** Work to be completed **
A single number is wanted: how many lines of the data include the string "desc".

** Material supplied **
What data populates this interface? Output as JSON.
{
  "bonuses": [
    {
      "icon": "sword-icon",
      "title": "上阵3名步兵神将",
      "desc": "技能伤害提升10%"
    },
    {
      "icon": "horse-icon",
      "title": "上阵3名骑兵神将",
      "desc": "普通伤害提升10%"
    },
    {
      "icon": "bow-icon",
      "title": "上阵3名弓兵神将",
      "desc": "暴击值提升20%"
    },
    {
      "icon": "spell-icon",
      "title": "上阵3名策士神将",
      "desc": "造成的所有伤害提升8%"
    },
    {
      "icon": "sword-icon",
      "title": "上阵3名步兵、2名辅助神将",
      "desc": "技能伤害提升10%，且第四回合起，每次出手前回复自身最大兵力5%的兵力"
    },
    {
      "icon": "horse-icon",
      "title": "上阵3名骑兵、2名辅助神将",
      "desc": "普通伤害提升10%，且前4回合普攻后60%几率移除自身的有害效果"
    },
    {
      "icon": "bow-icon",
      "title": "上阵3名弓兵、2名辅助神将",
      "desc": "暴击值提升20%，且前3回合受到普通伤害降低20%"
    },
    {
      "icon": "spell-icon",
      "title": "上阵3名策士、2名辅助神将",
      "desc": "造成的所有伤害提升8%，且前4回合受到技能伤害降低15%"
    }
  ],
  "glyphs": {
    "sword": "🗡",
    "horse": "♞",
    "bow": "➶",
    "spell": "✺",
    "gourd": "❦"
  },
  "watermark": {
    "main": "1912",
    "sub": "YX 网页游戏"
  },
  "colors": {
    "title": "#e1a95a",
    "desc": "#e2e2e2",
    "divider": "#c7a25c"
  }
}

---

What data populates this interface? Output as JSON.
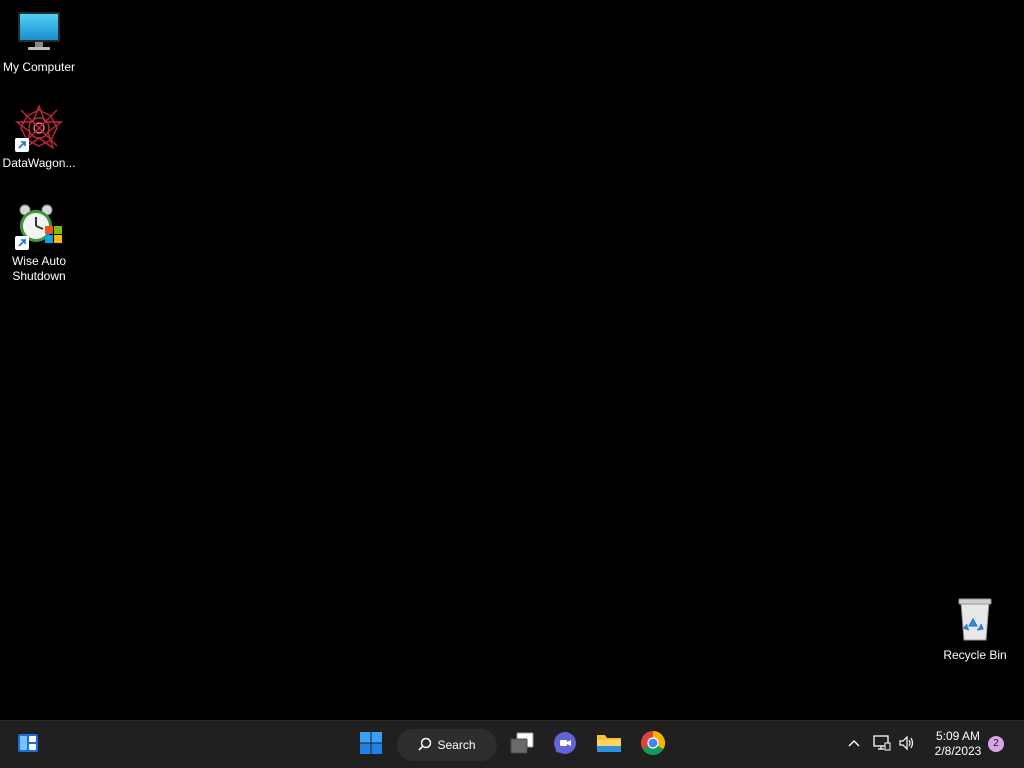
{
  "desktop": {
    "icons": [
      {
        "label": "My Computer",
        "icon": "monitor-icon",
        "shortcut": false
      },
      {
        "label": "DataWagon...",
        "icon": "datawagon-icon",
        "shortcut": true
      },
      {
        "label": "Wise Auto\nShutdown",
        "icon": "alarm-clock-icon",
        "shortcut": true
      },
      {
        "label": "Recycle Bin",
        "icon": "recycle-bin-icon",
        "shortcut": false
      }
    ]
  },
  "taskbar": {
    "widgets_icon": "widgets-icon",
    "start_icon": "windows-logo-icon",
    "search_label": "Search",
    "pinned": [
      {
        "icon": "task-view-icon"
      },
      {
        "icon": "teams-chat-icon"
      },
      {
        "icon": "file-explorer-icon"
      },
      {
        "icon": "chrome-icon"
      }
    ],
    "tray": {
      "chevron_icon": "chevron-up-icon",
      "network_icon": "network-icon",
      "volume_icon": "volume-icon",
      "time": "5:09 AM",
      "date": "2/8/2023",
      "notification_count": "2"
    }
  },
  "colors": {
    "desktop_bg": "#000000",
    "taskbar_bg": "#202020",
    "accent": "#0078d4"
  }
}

** Response below **
9